I have to confess that the need for healthcare reform didn’t fully hit me until I was hospitalized last March for emergency removal of 18 inches of small intestine that somehow got twisted and gangrenous.
I was lucky. I was visiting my son in Vermont when I experienced stomach pain and nausea, and was taken by ambulance to one of New England’s top-notch hospitals. Had I been traveling in war-torn South Sudan, with its nonexistent medical facilities, and “roads” that become a sea of red mud during the rainy season, I would not be alive to write these words.
Oddly, though, the image that kept coming to mind as I lay in the ICU, attached to various life-support systems and attended by a bevy of highly trained personnel—surgeons, anesthesiologists, pulmonologists, nurses—was something I saw two years earlier in the market town of Akon, in South Sudan.
A woman was being carried down the road in a bed.

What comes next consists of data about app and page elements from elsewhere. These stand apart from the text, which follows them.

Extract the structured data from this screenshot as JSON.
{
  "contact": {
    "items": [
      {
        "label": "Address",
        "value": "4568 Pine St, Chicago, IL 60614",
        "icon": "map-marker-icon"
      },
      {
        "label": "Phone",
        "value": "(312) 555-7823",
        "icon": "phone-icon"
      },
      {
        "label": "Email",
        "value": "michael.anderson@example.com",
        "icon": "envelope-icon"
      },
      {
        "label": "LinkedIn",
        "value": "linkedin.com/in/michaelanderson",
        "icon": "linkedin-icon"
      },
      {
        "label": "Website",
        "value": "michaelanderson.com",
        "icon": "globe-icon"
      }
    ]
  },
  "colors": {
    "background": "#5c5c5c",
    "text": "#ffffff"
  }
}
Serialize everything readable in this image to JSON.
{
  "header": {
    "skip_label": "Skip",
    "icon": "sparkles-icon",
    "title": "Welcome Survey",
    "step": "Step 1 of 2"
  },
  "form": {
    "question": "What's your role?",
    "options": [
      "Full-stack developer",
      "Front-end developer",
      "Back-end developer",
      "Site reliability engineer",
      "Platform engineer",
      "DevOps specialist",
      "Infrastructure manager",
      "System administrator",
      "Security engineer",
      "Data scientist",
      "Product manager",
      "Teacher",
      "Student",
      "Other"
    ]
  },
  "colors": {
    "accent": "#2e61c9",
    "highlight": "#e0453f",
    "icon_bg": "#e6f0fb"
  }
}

Four men, each toting a leg of the bed—constructed of rough-cut wood and a lattice of rope—were slogging through the mud in 105-degree heat with such determination that it was all I could do to catch up. When I finally did, I learned that they’d carried her like that for two hours to get to a clinic that consisted of a big shade tree and a meager stash of medicines—on the chance that someone could save her.
Gaunt and feverish, she told her story in Dinka and someone translated. She had gone into labor, and after two days of contractions, the traditional midwife decided the birth canal was too narrow, cut up the baby, and withdrew the pieces vaginally. Perhaps something was left in her uterus. Perhaps she’d been cut.
Soon we were joined by my Dinka colleague, Chris Koor Garang, a trained nurse who had brought medicines. He gave her an oral antibiotic and instructions for taking the remaining doses.
We later learned she lived.
For me that woman has become an emblem of survival. I’m grateful for the technology that saved my own life. But my point here is not to contrast a failed or nonexistent healthcare delivery system with a successful one. On the contrary, that woman and I both represent failed systems. They have simply failed in different ways—the one from poverty, the other from profits.
My treatment was commodified in ways that hers were not. The total price tag for my surgery and related expenses came to $144,000. That’s $8,000 for every inch of intestine removed.
Fortunately my costs were covered by Medicare, supplemented by the excellent private healthcare insurance that my wife gets as a retired University of Connecticut professor. I was out hardly a dime.
My son in Vermont has no such coverage. He works as a chef and is one of the 40 million uninsured. Like most Americans, he is in debt. Too young for Medicare, and struggling to make ends meet, he lost his private healthcare coverage last June by failing to make a monthly payment on time.
Others among our fellow citizens are denied coverage by private insurers because they are sick. Cancer, diabetes, or heart conditions make them “poor risks” for profit-driven companies. Still others have coverage tied to their employment, marital status, parents, or tuition payments. And finally, there are those too poor to do more than put food on the table. In other words, it’s a completely insane system.
Is this any less bizarre than that woman being carried down the road by her extended family to a clinic that barely exists?
I think not. We have shaped our technology, or allowed it to shape us, into a system which at its very essence is less humane than one ravaged by decades of colonialism followed by decades of war.
This is why a “public option” should be central to any healthcare reform. It offers an alternative for the uninsured, while serving as a yardstick to measure the performance of an industry notorious for its greed and runaway costs. “Reform” without a public option would simply be a gift to that industry.
David Morse is a Connecticut-based journalist whose work focuses on Sudan.